This is an update to a previously published article discussing the neuropsychopharmacology of pathological
gambling (PG) . In the prior manuscript, we described how cortico-limbic circuitry and neurotransmitter systems
(norepinephrine, serotonin, dopamine, opioids, glutamate, and gamma-aminobutyric acid (GABA)) have been implicated
in PG. These systems represent potential targets for psychopharmacological treatments for PG, with opioid antagonists
arguably showing the most consistent benefit in RCTs. In the past year and half since this publication was prepared, there
has been one additional randomized clinical trial (RCT) published along with a single case study. Our original manuscript
did not describe in detail findings from case studies or open-label studies so in addition to the new RCT data and a new
case report involving naltrexone, here we describe case and open-label findings. A PubMed search was conducted using

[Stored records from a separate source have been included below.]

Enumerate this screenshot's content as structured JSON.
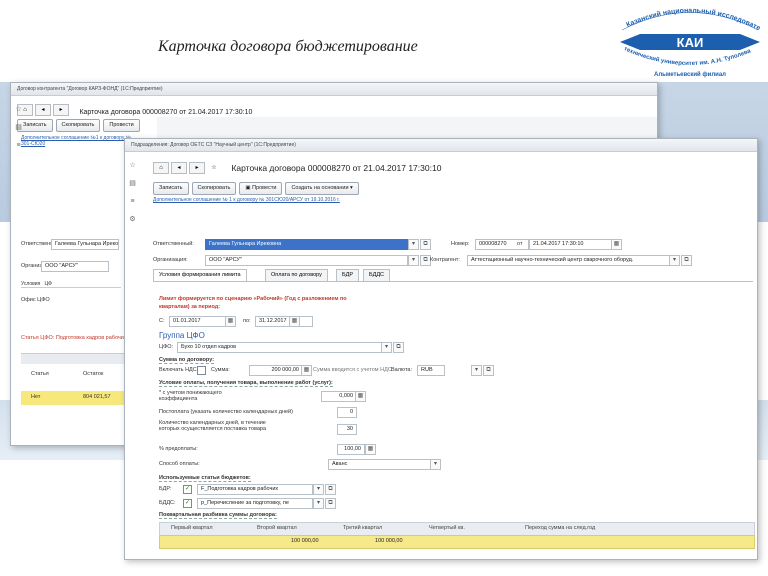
{
  "slide": {
    "title": "Карточка договора бюджетирование",
    "logo_text_top": "Казанский национальный исследовательский",
    "logo_text_mid": "технический университет им. А.Н. Туполева",
    "logo_text_bottom": "Альметьевский филиал",
    "logo_mark": "КАИ",
    "brand_color": "#1b5fae"
  },
  "back_window": {
    "titlebar": "Договор контрагента \"Договор КАРЗ-ФОНД\" (1С:Предприятие)",
    "title": "Карточка договора 000008270 от 21.04.2017 17:30:10",
    "buttons": [
      "Записать",
      "Скопировать",
      "Провести"
    ],
    "link": "Дополнительное соглашение №1 к договору № 301-СЮ20",
    "responsible_label": "Ответственный",
    "responsible_value": "Галеева Гульнара Ирековна",
    "org_label": "Организация",
    "org_value": "ООО \"АРСУ\"",
    "tab_label": "Условия",
    "tab_label2": "ЦФ",
    "group_label": "Офис ЦФО",
    "rows": [
      {
        "a": "Статья",
        "b": "Остаток"
      },
      {
        "a": "Нет",
        "b": "804 021,57"
      },
      {
        "a": "Нет",
        "b": "804 021,57"
      }
    ],
    "note": "Статья ЦФО: Подготовка кадров рабочих"
  },
  "front_window": {
    "titlebar": "Подразделения: Договор ОЕТС СЗ \"Научный центр\" (1С:Предприятие)",
    "title": "Карточка договора 000008270 от 21.04.2017 17:30:10",
    "nav_icons": [
      "home-icon",
      "back-icon",
      "forward-icon",
      "star-icon"
    ],
    "buttons": [
      "Записать",
      "Скопировать",
      "Провести",
      "Создать на основании"
    ],
    "link": "Дополнительное соглашение № 1 к договору № 301СЮ20/АРСУ от 19.10.2016 г.",
    "responsible_label": "Ответственный:",
    "responsible_value": "Галеева Гульнара Ирековна",
    "number_label": "Номер:",
    "number_value": "000008270",
    "date_label": "от",
    "date_value": "21.04.2017 17:30:10",
    "org_label": "Организация:",
    "org_value": "ООО \"АРСУ\"",
    "counterparty_label": "Контрагент:",
    "counterparty_value": "Аттестационный научно-технический центр сварочного оборуд.",
    "tabs": [
      "Условия формирования лимита",
      "Оплата по договору",
      "БДР",
      "БДДС"
    ],
    "limit_note_line1": "Лимит формируется по сценарию «Рабочий» (Год с разложением по",
    "limit_note_line2": "кварталам) за период:",
    "period_from_label": "С:",
    "period_from": "01.01.2017",
    "period_to_label": "по:",
    "period_to": "31.12.2017",
    "group_title": "Группа ЦФО",
    "cfo_label": "ЦФО:",
    "cfo_value": "Бухо 10 отдел кадров",
    "sum_section": "Сумма по договору:",
    "vat_label": "Включать НДС",
    "sum_label": "Сумма:",
    "sum_value": "200 000,00",
    "sum_vat_note": "Сумма вводится с учетом НДС",
    "currency_label": "Валюта:",
    "currency_value": "RUB",
    "payment_section": "Условие оплаты, получения товара, выполнение работ (услуг):",
    "advance_coef_label": "* с учетом понижающего коэффициента",
    "advance_coef_value": "0,000",
    "postpay_label": "Постоплата (указать количество календарных дней)",
    "postpay_value": "0",
    "days_label": "Количество календарных дней, в течение которых осуществляется поставка товара",
    "days_value": "30",
    "prepay_label": "% предоплаты:",
    "prepay_value": "100,00",
    "pay_method_label": "Способ оплаты:",
    "pay_method_value": "Аванс",
    "items_section": "Используемые статьи бюджетов:",
    "bdr_label": "БДР:",
    "bdr_value": "F_Подготовка кадров рабочих",
    "bdds_label": "БДДС:",
    "bdds_value": "р_Перечисление за подготовку, пе",
    "quarter_section": "Поквартальная разбивка суммы договора:",
    "table_headers": [
      "Первый квартал",
      "Второй квартал",
      "Третий квартал",
      "Четвертый кв.",
      "Переход сумма на след.год"
    ],
    "table_row": [
      "",
      "100 000,00",
      "",
      "100 000,00",
      "",
      ""
    ]
  }
}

terms such as “pathological gambling treatment”, “clinical trials and gambling”, and “gambling psychopharmacology.”
Using these search terms, numerous results were obtained, necessitating further search modifiers. For example, using just
“pathological gambling treatment” results in over 1600 hits. In order to focus in on the search modalities, we searched
within the initial results for specific phrases such as “psychopharmacology, clinical trial, medication, serotonergic,
dopaminergic, etc.” in addition to searching for specific medications. Results not directly related to the treatment of
pathological gambling were not included. The study of pathological gambling is relatively new. As such, our search did
not exclude any studies due to age of material, but with a few exceptions, the majority of the studies discussed were
published later than 2000. This resulted in 24 case studies and/or RCTs not previously included in our original review
article. These findings in conjunction with our prior publication provide a comprehensive overview of controlled
investigations and exploratory reports of pharmacotherapies for PG.
Neuropsychopharmacology, pathological gambling, psychopharmacology, treatment.
Connecticut Mental Health Center, Room S-104, 34 Park Street, New Haven, CT 06519, USA.